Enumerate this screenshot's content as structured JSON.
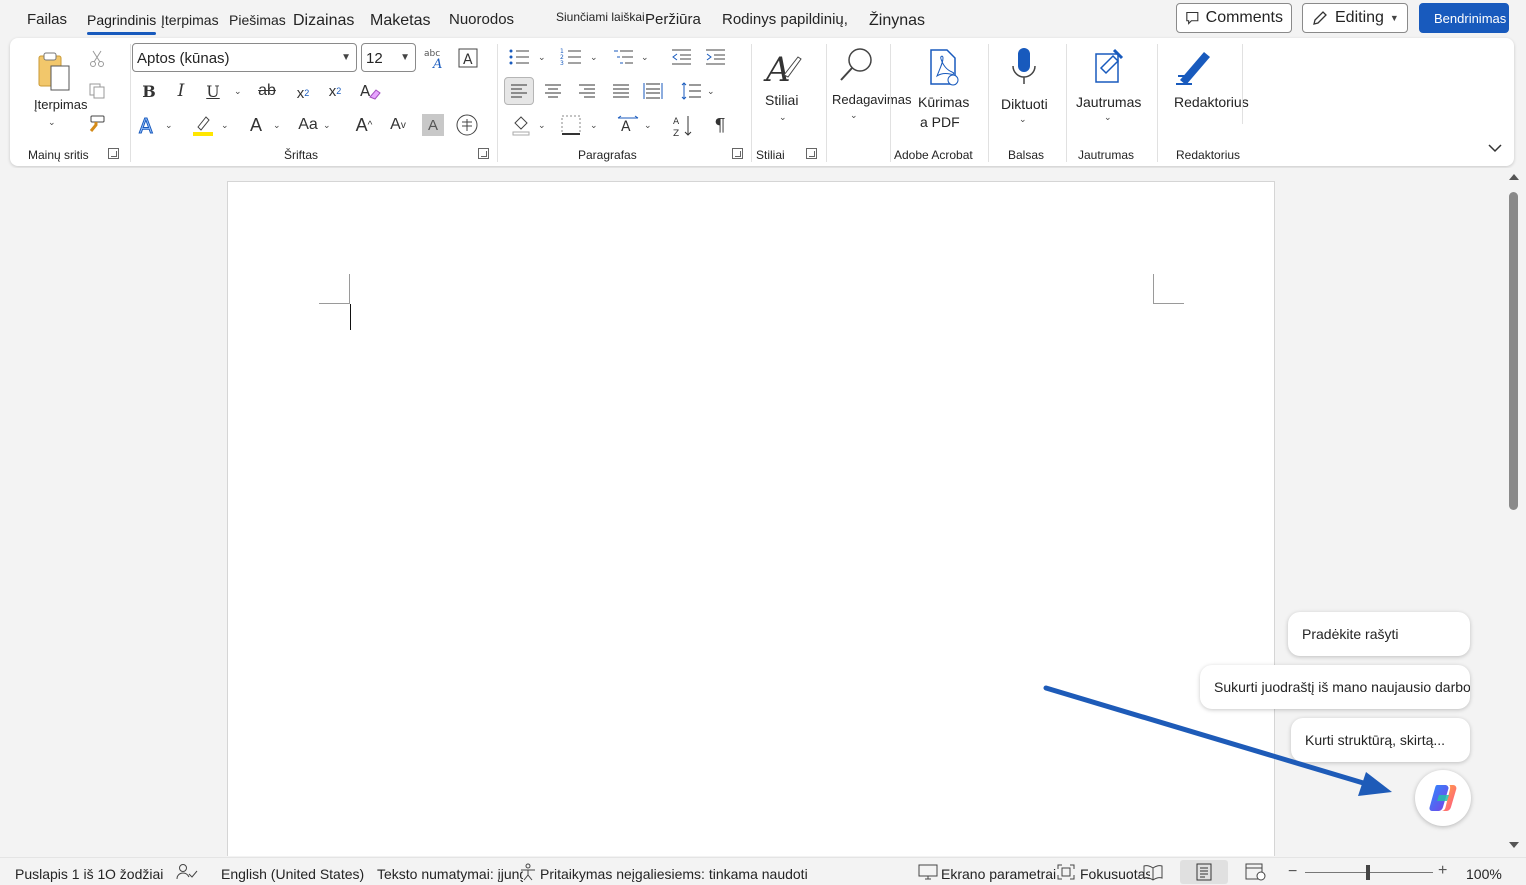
{
  "menu": {
    "tabs": [
      "Failas",
      "Pagrindinis",
      "Įterpimas",
      "Piešimas",
      "Dizainas",
      "Maketas",
      "Nuorodos",
      "Siunčiami laiškai",
      "Peržiūra",
      "Rodinys papildinių,",
      "Žinynas"
    ],
    "active_tab": "Pagrindinis"
  },
  "top_buttons": {
    "comments": "Comments",
    "editing": "Editing",
    "share": "Bendrinimas"
  },
  "ribbon": {
    "clipboard": {
      "paste_label": "Įterpimas",
      "group_label": "Mainų sritis"
    },
    "font": {
      "name": "Aptos (kūnas)",
      "size": "12",
      "group_label": "Šriftas"
    },
    "paragraph": {
      "group_label": "Paragrafas"
    },
    "styles": {
      "label": "Stiliai",
      "group_label": "Stiliai"
    },
    "editing": {
      "label": "Redagavimas"
    },
    "acrobat": {
      "label_line1": "Kūrimas",
      "label_line2": "a PDF",
      "group_label": "Adobe Acrobat"
    },
    "voice": {
      "label": "Diktuoti",
      "group_label": "Balsas"
    },
    "sensitivity": {
      "label": "Jautrumas",
      "group_label": "Jautrumas"
    },
    "editor": {
      "label": "Redaktorius",
      "group_label": "Redaktorius"
    }
  },
  "copilot": {
    "suggestions": [
      "Pradėkite rašyti",
      "Sukurti juodraštį iš mano naujausio darbo",
      "Kurti struktūrą, skirtą..."
    ]
  },
  "status": {
    "page": "Puslapis 1 iš 1",
    "words": "O žodžiai",
    "language": "English (United States)",
    "predictions": "Teksto numatymai: įjungta",
    "accessibility": "Pritaikymas neįgaliesiems: tinkama naudoti",
    "display_settings": "Ekrano parametrai",
    "focus": "Fokusuotas",
    "zoom": "100%"
  }
}
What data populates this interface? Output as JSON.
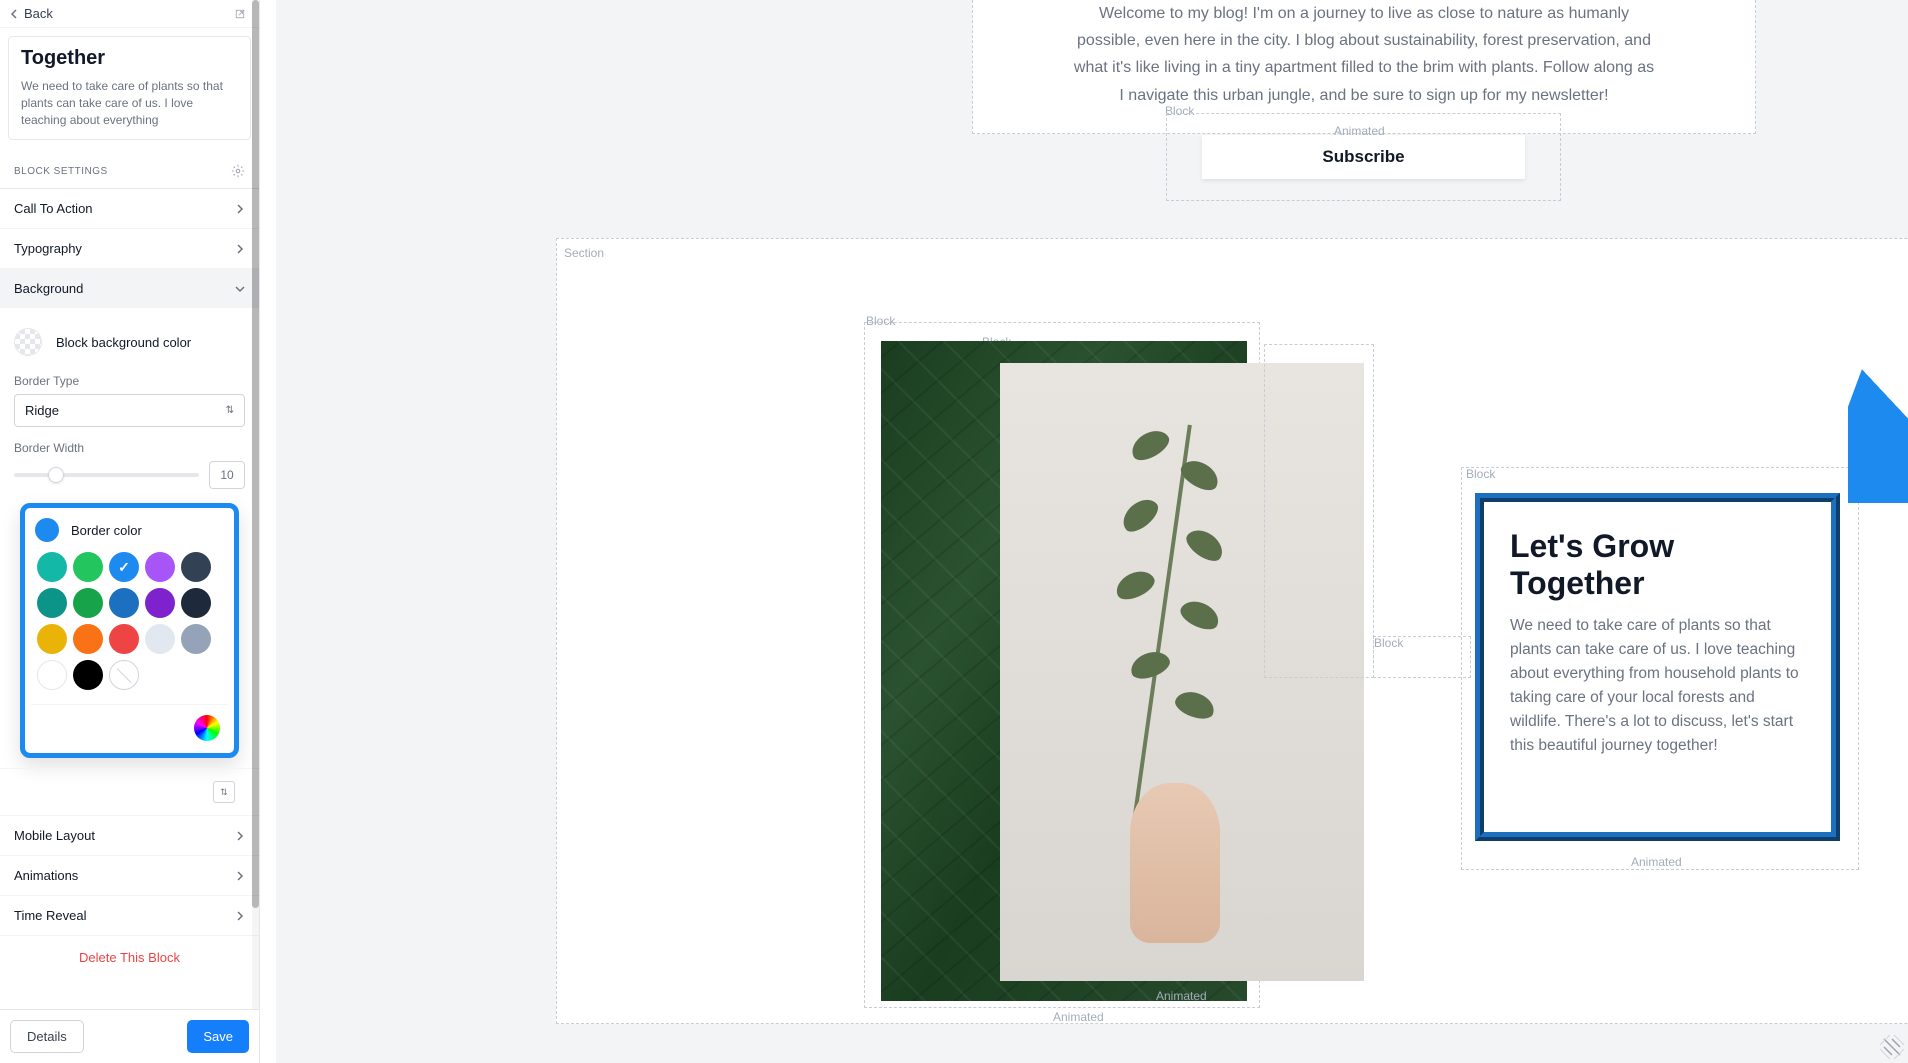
{
  "back_label": "Back",
  "preview": {
    "title": "Together",
    "body": "We need to take care of plants so that plants can take care of us. I love teaching about everything"
  },
  "block_settings_header": "BLOCK SETTINGS",
  "accordion": {
    "cta": "Call To Action",
    "typography": "Typography",
    "background": "Background",
    "mobile": "Mobile Layout",
    "animations": "Animations",
    "time_reveal": "Time Reveal"
  },
  "bg": {
    "block_bg_label": "Block background color",
    "border_type_label": "Border Type",
    "border_type_value": "Ridge",
    "border_width_label": "Border Width",
    "border_width_value": "10",
    "border_color_label": "Border color",
    "selected_color": "#1d8af0",
    "palette_row1": [
      "#14b8a6",
      "#22c55e",
      "#1d8af0",
      "#a855f7",
      "#334155"
    ],
    "palette_row2": [
      "#0d9488",
      "#16a34a",
      "#1d6fbf",
      "#7e22ce",
      "#1e293b"
    ],
    "palette_row3": [
      "#eab308",
      "#f97316",
      "#ef4444",
      "#e2e8f0",
      "#94a3b8"
    ],
    "palette_row4": [
      "#ffffff",
      "#000000",
      "none",
      "",
      ""
    ]
  },
  "delete_label": "Delete This Block",
  "footer": {
    "details": "Details",
    "save": "Save"
  },
  "canvas": {
    "intro_text": "Welcome to my blog! I'm on a journey to live as close to nature as humanly possible, even here in the city. I blog about sustainability, forest preservation, and what it's like living in a tiny apartment filled to the brim with plants. Follow along as I navigate this urban jungle, and be sure to sign up for my newsletter!",
    "subscribe": "Subscribe",
    "card_title": "Let's Grow Together",
    "card_body": "We need to take care of plants so that plants can take care of us. I love teaching about everything from household plants to taking care of your local forests and wildlife. There's a lot to discuss, let's start this beautiful journey together!",
    "labels": {
      "block": "Block",
      "section": "Section",
      "animated": "Animated"
    }
  }
}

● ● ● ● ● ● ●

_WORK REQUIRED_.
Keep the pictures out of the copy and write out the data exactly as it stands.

_SOLUTION FOR THIS PROBLEM_.
Enumerate this screenshot's content as structured JSON.
{
  "menu": {
    "tabs": [
      "Failas",
      "Pagrindinis",
      "Įterpimas",
      "Piešimas",
      "Dizainas",
      "Maketas",
      "Nuorodos",
      "Siunčiami laiškai",
      "Peržiūra",
      "Rodinys papildinių,",
      "Žinynas"
    ],
    "active_tab": "Pagrindinis"
  },
  "top_buttons": {
    "comments": "Comments",
    "editing": "Editing",
    "share": "Bendrinimas"
  },
  "ribbon": {
    "clipboard": {
      "paste_label": "Įterpimas",
      "group_label": "Mainų sritis"
    },
    "font": {
      "name": "Aptos (kūnas)",
      "size": "12",
      "group_label": "Šriftas"
    },
    "paragraph": {
      "group_label": "Paragrafas"
    },
    "styles": {
      "label": "Stiliai",
      "group_label": "Stiliai"
    },
    "editing": {
      "label": "Redagavimas"
    },
    "acrobat": {
      "label_line1": "Kūrimas",
      "label_line2": "a PDF",
      "group_label": "Adobe Acrobat"
    },
    "voice": {
      "label": "Diktuoti",
      "group_label": "Balsas"
    },
    "sensitivity": {
      "label": "Jautrumas",
      "group_label": "Jautrumas"
    },
    "editor": {
      "label": "Redaktorius",
      "group_label": "Redaktorius"
    }
  },
  "copilot": {
    "suggestions": [
      "Pradėkite rašyti",
      "Sukurti juodraštį iš mano naujausio darbo",
      "Kurti struktūrą, skirtą..."
    ]
  },
  "status": {
    "page": "Puslapis 1 iš 1",
    "words": "O žodžiai",
    "language": "English (United States)",
    "predictions": "Teksto numatymai: įjungta",
    "accessibility": "Pritaikymas neįgaliesiems: tinkama naudoti",
    "display_settings": "Ekrano parametrai",
    "focus": "Fokusuotas",
    "zoom": "100%"
  }
}
What data populates this interface? Output as JSON.
{
  "back_label": "Back",
  "preview": {
    "title": "Together",
    "body": "We need to take care of plants so that plants can take care of us. I love teaching about everything"
  },
  "block_settings_header": "BLOCK SETTINGS",
  "accordion": {
    "cta": "Call To Action",
    "typography": "Typography",
    "background": "Background",
    "mobile": "Mobile Layout",
    "animations": "Animations",
    "time_reveal": "Time Reveal"
  },
  "bg": {
    "block_bg_label": "Block background color",
    "border_type_label": "Border Type",
    "border_type_value": "Ridge",
    "border_width_label": "Border Width",
    "border_width_value": "10",
    "border_color_label": "Border color",
    "selected_color": "#1d8af0",
    "palette_row1": [
      "#14b8a6",
      "#22c55e",
      "#1d8af0",
      "#a855f7",
      "#334155"
    ],
    "palette_row2": [
      "#0d9488",
      "#16a34a",
      "#1d6fbf",
      "#7e22ce",
      "#1e293b"
    ],
    "palette_row3": [
      "#eab308",
      "#f97316",
      "#ef4444",
      "#e2e8f0",
      "#94a3b8"
    ],
    "palette_row4": [
      "#ffffff",
      "#000000",
      "none",
      "",
      ""
    ]
  },
  "delete_label": "Delete This Block",
  "footer": {
    "details": "Details",
    "save": "Save"
  },
  "canvas": {
    "intro_text": "Welcome to my blog! I'm on a journey to live as close to nature as humanly possible, even here in the city. I blog about sustainability, forest preservation, and what it's like living in a tiny apartment filled to the brim with plants. Follow along as I navigate this urban jungle, and be sure to sign up for my newsletter!",
    "subscribe": "Subscribe",
    "card_title": "Let's Grow Together",
    "card_body": "We need to take care of plants so that plants can take care of us. I love teaching about everything from household plants to taking care of your local forests and wildlife. There's a lot to discuss, let's start this beautiful journey together!",
    "labels": {
      "block": "Block",
      "section": "Section",
      "animated": "Animated"
    }
  }
}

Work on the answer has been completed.